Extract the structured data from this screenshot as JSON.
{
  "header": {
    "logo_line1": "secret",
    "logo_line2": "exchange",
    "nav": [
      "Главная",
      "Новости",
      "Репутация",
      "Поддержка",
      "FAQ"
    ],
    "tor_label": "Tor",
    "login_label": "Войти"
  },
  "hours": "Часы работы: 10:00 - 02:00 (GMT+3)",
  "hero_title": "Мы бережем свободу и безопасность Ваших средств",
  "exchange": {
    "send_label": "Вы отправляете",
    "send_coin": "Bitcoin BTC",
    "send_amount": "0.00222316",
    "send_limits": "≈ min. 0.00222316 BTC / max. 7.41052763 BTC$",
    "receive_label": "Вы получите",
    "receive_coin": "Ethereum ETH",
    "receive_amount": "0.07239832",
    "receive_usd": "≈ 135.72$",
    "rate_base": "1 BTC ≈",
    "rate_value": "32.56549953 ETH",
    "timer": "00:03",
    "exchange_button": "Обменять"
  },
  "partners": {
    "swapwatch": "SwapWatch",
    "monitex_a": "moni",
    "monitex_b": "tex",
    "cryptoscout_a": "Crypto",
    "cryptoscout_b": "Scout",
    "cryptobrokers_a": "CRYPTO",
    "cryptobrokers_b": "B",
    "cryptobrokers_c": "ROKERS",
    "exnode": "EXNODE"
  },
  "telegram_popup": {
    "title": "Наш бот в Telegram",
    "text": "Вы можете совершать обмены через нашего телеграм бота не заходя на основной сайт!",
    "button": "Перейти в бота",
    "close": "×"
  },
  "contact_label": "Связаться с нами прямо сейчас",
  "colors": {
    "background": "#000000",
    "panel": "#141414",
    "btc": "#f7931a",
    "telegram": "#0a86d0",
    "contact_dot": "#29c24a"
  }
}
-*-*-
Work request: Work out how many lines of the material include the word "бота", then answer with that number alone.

Response: 2